New Year’s Eve has come and gone, and thusly, the annual prediction blog cycle draws to a close. Permit me to sneak one in just before the doors are locked, if you would. I've put together a list of three consumer security bogeymen (more hype than substance) and three consumer security issues that everyone needs to actually worry about. There is a very obvious theme here in terms of the division — see if you can spot it!
- Mobile security. Obviously IT security professionals need to worry about securing mobile devices, but consumers with private devices? Unless you’re downloading untrustworthy apps, chances are you’ll be OK. A lot of people had 2015 pegged to be the "Year of Mobile Malware", and it didn’t happen. This particular analyst predicts that 2016 will bring more of the same, where the hype outstrips the reality.
- Wearable security.
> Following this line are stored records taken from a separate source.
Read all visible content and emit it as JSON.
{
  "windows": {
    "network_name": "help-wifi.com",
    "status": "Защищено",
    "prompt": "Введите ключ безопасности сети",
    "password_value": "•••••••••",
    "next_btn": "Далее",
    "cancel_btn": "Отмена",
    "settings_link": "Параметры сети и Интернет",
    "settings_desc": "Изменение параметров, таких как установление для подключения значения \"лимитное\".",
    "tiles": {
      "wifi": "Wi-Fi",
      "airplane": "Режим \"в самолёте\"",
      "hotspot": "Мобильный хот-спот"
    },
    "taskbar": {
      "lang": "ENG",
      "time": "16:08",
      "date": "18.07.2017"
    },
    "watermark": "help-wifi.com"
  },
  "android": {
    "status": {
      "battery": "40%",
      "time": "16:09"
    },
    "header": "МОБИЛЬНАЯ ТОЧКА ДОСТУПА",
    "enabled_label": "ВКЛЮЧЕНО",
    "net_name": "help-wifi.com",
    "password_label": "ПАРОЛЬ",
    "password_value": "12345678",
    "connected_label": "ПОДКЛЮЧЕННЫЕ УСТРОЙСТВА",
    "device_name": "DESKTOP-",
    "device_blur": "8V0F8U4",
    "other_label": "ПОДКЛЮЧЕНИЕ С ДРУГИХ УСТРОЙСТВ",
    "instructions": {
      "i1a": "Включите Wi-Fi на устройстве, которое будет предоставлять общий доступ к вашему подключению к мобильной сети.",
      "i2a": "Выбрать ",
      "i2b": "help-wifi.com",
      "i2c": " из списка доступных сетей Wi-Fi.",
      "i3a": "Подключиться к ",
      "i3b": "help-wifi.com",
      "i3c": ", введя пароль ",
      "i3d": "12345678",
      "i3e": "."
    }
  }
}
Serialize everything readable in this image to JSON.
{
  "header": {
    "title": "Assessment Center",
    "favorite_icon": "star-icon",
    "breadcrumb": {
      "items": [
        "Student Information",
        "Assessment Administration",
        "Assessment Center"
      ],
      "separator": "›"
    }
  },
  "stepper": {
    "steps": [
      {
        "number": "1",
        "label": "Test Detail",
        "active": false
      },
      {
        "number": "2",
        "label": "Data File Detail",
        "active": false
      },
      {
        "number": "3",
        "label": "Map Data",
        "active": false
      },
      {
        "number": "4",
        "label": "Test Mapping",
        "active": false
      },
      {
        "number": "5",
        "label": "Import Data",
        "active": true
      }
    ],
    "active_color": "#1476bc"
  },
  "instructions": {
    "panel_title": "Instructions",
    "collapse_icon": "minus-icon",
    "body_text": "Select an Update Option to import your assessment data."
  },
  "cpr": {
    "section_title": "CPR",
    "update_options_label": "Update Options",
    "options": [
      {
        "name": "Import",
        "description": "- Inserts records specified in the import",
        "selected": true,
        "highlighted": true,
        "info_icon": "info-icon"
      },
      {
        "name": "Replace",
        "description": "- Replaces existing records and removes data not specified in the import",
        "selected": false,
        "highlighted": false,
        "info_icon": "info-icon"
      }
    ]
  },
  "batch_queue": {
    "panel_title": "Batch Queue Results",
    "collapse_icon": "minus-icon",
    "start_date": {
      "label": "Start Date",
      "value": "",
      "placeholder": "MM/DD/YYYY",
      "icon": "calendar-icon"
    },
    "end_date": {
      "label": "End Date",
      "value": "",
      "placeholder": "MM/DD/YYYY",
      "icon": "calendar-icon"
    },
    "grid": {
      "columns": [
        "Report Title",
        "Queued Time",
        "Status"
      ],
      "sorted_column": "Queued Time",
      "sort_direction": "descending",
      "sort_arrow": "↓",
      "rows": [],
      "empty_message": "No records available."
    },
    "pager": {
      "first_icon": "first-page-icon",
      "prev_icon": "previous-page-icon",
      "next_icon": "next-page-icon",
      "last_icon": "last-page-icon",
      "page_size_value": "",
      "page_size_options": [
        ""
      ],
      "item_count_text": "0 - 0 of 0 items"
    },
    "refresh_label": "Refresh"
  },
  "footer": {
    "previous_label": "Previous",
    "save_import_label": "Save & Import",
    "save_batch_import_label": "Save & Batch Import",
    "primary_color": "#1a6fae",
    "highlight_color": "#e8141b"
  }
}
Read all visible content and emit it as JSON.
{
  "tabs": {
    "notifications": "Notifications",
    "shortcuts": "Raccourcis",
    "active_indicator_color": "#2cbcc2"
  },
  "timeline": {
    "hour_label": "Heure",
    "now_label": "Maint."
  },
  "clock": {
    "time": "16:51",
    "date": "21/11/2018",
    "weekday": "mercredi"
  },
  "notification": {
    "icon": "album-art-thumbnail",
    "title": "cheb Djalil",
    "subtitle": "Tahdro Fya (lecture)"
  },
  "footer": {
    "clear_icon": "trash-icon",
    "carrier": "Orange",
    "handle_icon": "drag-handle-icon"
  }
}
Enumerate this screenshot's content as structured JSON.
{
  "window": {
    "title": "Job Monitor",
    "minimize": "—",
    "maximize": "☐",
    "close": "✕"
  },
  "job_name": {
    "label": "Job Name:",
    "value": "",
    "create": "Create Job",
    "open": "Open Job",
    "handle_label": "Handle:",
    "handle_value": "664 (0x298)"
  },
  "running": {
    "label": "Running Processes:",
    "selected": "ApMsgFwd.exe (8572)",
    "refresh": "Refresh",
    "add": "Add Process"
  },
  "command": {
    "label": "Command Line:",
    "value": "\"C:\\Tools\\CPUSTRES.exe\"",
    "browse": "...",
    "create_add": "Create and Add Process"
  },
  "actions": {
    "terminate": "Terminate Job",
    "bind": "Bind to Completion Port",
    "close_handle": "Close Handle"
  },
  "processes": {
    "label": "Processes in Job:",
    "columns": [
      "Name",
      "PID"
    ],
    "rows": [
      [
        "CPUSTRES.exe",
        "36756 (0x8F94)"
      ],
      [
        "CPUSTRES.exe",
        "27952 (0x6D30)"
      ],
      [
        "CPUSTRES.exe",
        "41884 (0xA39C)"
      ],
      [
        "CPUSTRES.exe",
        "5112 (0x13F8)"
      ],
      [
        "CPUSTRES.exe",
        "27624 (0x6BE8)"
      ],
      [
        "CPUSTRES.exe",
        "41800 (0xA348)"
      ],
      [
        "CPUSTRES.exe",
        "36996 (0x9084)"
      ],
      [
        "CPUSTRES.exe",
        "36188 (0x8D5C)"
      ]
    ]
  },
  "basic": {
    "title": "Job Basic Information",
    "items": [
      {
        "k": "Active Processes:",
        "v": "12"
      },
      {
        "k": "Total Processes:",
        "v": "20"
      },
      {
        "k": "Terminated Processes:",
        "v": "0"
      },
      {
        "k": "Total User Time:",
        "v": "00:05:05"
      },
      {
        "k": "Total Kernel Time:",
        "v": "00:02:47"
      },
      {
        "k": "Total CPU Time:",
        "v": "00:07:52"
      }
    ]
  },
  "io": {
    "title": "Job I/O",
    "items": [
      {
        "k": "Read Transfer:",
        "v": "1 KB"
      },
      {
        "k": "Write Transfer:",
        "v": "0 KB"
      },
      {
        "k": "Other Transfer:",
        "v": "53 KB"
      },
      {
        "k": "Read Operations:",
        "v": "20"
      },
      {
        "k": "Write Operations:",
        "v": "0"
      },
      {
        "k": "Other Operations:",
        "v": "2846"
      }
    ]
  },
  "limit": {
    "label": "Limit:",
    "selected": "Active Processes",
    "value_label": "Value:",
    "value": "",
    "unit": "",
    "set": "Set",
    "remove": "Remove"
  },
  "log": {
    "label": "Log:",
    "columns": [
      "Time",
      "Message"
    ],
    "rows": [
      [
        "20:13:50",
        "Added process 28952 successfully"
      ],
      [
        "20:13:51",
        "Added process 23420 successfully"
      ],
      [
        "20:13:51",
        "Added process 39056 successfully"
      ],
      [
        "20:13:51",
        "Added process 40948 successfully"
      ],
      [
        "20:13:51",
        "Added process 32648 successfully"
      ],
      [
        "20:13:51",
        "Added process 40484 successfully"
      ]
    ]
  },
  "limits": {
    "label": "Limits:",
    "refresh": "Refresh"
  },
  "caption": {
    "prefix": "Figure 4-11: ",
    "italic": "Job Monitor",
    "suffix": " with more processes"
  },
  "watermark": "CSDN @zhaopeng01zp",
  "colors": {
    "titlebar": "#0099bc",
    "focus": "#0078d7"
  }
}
Wearables remain largely niche, but they do present a unique problem: they have access to a lot of secure stuff, but tend not to be very secure natively. Ultimately, however, this issue is miniscule and will remain so for 2016. There is no way to attack wearables at scale, making it hard to squeeze money from that angle if you're a cybercriminal. So unless you’re an extremely high-value target (like…the president of a nation), this isn’t something to worry about just yet. However, wearables present an interesting preview to the IoT problem that will plague us in the future. Speaking of which…
- Cars/IoT. I don’t think 2016 is the year to worry about your car getting hacked. I may be in the minority, but as a consumer, I am actually much more concerned about cars and home devices (especially medical) being compromised than I am about my phone or my smartwatch. And for a nation on the cusp of popularizing self-driving cars, we seem awfully relaxed about this issue. I assume that there will be federal regulations in place for automobile security when the time comes, but it sure would be nice to see a pioneer state like California put a framework together for this.
- Credit Card Fraud. The United States finally caught up to the rest of the world and is phasing out magnetic strips. But does that mean the end of credit fraud as we know it? Of course not! It simply means that the USA will see the same trend that Europe saw a decade ago- a sharp rise in CNP fraud (card-not-present). Bad guys who used to spoof strips now have to steal your data remotely. What does this mean? Consumers have to be even MORE careful online.
For anyone who reads this and asks, “okay, but what should I be doing?”. I have only one thing to say: there are plenty of great security programs out there, and you should use them, but password management is the most critical thing inside of your control. Is it a hassle to have different passwords, especially randomly generated ones? Yes. But separating and fortifying your passwords can be the difference between losing one account and losing your entire life/identity. It is worth investing some time and thought into.
- Crypto Attacks. These are real and they happen every day. You download something you shouldn’t have, someone gets in your system, locks it, and says “send us $300 in Bitcoins or kiss your computer goodbye.” It’s super easy for the bad guys to execute these attacks, and it’s usually easier to just pay up than it is to go replace everything. Be careful about what you download! And back up your system regularly just in case.
- Phishing. Hard to believe this is in a 2016 prediction blog, isn’t it? Seems like we all should know better by now. But with time comes expertise, and the bad guys have gotten very, very, very good at phishing. Depending on what study you read, even security professionals can have a hard time separating phishing emails from legitimate ones when tested. How to avoid these? Vigilance. Bank or Amerlca isn’t spelled with a lowercase “L”, no matter how legit the rest of the email may look. Trust nothing and no one. Hey, the internet can be a harsh place.
Spot the theme? The traditional problems remain the most critical problems. The new concerns — IoT, wearables, mobile security — I think are in for another year of making comparatively little noise. Attacks on new devices require a lot of effort on the part of criminals, and they don’t scale up. Bad guys follow the money, and outside of app spoofing, there doesn’t seem to be much money in new-age attacks just yet.
The older problems? It is a good bet that they will be even worse this year for consumers. The change in credit card systems will drive more fraud online. Bad guys are scary good with phishing and only getting better. Crypto attacks can be carried about by any script kiddie with a few bucks in his pocket.
I hope I’m wrong. If 2016 is remembered as the Year of Smartwatch Hacks, then we’ll have had a pretty darn good year.